Alistair Anderson Bremner Douglas # 2096 – 1948 to 1987
Alastair was born in November 1942 at the Nkana Mine Hospital, the fifth of seven children, to parents who were pioneers of the Zambian Copperbelt.
His early years and most of his schooling took place in Chingola and in the Zambian midlands town of Broken Hill now Kabwe.
After rounding off his school career with two years as a cadet at the South African Nautical College ‘General Botha’, he began his mining career in 1961 as a learner miner on Bancroft.
In 1963 he enrolled at the Camborne School of Mines in Cornwall. Where he met Gwen, a nursing sister, whom he married.
After graduating in 1966 he returned to the Copperbelt and worked as a shiftboss on Nkana’s South Ore Body section until 1968. He then visited South Africa, obtained his Mine Manager’s Certificate of Competency and successfully searched for a job.
The Cementation Company offered him an opportunity as a ‘Learner Master Sinker’ and he joined their crew at Hartebeestfontein No. 5 shaft. He was with this Company until his retirement at the beginning of 2006, taking over the Managing Director’s slot at Cementation Mining Skanska in 1989, Chairman in 2000 and was appointed Chief Executive Officer of The Cementation Company [Africa] in 2000.
Alastair was both a Professional and Chartered Engineer, South Africa and U.K. respectively and an Associate of the Institute of Chartered Secretaries and Administrators.
He authored several papers on shaft construction and contracting, of which, one was awarded the Gold Medal of the Association of Mine Managers’ of South Africa.
He was elected a Fellow of the SAIMM in 1989, served on their Council since 1992 and in 2001/2 was their 104th President.
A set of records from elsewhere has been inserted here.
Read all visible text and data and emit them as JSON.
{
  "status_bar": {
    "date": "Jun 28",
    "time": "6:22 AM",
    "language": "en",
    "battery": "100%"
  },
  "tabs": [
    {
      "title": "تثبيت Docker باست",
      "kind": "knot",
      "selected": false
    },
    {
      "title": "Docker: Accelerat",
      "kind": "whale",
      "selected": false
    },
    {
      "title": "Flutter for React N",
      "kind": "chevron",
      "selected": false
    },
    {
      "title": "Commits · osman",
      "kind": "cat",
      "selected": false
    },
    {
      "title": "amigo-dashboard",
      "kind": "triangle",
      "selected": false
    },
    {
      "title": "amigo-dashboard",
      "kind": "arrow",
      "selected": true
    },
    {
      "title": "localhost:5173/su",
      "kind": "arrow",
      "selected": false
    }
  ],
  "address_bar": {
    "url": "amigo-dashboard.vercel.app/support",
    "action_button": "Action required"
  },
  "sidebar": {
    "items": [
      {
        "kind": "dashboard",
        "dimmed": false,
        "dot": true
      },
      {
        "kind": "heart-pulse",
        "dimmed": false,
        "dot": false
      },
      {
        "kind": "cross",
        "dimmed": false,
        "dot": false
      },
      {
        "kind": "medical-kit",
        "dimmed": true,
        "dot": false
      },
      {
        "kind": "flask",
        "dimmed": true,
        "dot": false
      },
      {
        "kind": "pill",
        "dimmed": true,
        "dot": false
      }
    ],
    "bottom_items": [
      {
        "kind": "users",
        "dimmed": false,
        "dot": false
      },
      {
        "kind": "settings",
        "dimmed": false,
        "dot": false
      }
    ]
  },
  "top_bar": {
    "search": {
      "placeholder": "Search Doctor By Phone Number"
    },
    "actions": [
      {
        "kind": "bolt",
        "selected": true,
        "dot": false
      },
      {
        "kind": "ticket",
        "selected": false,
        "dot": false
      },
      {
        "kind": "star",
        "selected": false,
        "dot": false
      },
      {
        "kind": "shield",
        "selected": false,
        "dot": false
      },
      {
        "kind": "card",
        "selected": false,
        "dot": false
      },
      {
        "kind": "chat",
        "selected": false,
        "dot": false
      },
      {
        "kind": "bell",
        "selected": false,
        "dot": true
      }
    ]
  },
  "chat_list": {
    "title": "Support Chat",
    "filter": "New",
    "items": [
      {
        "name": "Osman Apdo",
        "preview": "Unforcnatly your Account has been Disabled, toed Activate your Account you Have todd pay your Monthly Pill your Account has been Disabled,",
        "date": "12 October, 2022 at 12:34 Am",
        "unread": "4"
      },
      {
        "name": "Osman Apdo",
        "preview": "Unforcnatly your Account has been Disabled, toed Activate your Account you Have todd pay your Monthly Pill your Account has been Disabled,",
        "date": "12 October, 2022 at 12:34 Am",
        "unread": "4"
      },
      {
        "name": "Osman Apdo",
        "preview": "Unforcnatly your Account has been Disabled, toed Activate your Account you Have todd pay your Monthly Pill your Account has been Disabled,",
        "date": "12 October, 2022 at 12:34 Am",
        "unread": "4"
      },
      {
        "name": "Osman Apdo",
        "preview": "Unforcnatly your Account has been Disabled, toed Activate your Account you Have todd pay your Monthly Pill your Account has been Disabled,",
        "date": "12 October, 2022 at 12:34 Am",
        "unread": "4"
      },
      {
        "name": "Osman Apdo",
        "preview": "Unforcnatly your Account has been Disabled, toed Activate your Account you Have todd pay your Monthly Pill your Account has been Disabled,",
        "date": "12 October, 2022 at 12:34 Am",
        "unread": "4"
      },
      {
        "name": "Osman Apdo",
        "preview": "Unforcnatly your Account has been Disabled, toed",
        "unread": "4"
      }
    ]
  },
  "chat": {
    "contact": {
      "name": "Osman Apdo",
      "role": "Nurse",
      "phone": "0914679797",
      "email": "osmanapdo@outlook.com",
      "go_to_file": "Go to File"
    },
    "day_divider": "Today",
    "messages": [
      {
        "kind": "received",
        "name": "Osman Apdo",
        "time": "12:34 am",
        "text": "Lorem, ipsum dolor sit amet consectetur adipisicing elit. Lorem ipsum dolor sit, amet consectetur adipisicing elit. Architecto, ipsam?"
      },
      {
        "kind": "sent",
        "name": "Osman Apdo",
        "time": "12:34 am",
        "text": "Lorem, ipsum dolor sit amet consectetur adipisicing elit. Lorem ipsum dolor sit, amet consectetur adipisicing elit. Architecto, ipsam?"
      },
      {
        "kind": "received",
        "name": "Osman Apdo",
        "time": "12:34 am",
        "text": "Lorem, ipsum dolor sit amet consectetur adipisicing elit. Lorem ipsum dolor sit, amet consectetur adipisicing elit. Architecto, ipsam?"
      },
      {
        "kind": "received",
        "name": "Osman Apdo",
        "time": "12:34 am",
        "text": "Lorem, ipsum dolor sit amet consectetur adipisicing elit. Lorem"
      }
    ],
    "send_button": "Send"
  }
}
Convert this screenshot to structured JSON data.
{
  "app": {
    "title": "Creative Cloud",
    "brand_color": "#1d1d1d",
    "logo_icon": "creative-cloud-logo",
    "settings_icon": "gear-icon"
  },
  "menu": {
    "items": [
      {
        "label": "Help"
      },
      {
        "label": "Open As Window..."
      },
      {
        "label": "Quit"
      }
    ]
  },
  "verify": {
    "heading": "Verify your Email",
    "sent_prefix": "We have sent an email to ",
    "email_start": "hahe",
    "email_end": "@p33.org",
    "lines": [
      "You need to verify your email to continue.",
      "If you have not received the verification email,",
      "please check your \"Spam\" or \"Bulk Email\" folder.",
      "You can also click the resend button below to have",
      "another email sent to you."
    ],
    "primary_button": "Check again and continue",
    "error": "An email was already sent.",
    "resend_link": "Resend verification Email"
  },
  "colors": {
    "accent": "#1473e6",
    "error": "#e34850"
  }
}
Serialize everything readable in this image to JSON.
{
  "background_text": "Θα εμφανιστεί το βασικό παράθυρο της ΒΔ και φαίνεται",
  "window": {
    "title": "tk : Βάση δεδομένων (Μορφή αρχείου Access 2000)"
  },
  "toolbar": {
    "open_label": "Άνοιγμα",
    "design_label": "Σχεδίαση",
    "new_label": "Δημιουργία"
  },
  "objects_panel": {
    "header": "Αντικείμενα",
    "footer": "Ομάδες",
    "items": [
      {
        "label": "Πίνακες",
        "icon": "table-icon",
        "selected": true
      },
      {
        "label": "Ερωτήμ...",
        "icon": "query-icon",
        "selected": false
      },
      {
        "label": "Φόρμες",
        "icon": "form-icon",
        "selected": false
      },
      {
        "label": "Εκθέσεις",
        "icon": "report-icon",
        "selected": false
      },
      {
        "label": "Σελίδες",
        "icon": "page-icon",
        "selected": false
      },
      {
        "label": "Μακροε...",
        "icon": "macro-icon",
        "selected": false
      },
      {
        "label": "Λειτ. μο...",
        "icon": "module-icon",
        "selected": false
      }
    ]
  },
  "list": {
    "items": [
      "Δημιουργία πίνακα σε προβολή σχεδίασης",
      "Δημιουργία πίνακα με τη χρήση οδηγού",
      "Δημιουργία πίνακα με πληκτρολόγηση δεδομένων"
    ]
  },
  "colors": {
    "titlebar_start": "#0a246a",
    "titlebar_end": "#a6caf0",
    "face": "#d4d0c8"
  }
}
In 2003 he was created an Honorary Life Fellow of the Institute.
Alastair and Gwen lived in Johannesburg and had 5 grown children who have blessed them with 9 grandchildren at last count. He was a rugby devotee, regular angler, cyclist and mineral collector. He was an ‘Able Toastmaster’ past president of the ‘CIS Toastmaster’s Club of Johannesburg’ and a past chairman of the ‘Camborne School of Mines Association of South Africa’. He was also a keen member of the Gauteng Branch of the OBA and never missed a meeting if he could help it, in fact one memorable meeting at the Randfontein Club was fully sponsored by Alastair who picked up the tab for everything. He will be sorely missed at our Gauteng get togethers.